- _ASSIGNED TASK_: Within the listing below, tally the lines where the word "name" appears, and answer with nothing but the tally.

- _MATERIAL PROVIDED_:

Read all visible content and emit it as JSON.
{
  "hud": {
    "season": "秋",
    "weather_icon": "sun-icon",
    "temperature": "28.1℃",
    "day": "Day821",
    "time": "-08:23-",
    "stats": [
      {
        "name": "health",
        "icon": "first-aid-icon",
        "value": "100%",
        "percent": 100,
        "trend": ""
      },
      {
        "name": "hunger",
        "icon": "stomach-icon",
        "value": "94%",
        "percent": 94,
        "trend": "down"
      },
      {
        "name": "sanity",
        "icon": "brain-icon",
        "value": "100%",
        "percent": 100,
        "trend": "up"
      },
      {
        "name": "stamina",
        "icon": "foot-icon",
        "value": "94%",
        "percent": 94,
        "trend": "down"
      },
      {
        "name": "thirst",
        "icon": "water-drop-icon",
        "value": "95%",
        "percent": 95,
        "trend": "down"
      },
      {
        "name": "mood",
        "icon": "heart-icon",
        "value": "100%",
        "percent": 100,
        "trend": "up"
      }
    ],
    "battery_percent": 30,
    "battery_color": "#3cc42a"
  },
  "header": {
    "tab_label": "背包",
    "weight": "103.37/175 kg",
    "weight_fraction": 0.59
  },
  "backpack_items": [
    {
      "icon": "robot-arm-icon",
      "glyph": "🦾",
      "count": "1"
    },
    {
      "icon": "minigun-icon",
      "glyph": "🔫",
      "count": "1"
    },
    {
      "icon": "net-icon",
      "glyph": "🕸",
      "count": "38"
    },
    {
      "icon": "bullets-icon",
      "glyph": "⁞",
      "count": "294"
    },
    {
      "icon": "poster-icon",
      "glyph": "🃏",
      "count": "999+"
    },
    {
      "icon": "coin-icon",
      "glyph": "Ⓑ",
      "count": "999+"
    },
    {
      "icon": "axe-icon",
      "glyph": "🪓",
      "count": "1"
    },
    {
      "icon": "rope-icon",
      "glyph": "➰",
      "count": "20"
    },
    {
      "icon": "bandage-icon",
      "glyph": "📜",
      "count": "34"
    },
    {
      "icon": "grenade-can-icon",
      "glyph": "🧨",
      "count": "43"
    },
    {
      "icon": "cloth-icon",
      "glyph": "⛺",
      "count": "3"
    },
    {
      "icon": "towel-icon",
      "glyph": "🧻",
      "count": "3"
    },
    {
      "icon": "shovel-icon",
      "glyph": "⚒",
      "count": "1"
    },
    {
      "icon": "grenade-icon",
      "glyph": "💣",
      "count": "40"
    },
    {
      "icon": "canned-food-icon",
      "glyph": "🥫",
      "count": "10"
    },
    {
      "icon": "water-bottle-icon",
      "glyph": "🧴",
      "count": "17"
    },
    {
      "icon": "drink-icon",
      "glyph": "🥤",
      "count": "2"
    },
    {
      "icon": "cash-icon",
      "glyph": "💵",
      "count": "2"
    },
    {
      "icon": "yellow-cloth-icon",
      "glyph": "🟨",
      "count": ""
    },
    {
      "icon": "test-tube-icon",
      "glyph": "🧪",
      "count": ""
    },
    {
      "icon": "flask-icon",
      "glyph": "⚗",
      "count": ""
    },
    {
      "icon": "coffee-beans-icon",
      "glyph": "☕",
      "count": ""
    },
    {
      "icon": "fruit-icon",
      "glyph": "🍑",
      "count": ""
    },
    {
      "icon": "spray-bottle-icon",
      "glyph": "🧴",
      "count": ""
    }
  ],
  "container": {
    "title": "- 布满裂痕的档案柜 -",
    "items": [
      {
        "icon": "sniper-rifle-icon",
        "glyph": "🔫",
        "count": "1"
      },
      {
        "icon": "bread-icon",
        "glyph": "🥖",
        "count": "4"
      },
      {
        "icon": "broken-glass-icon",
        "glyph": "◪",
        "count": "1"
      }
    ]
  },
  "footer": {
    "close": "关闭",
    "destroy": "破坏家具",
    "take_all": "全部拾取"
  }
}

- _PROBLEM SOLUTION_: 6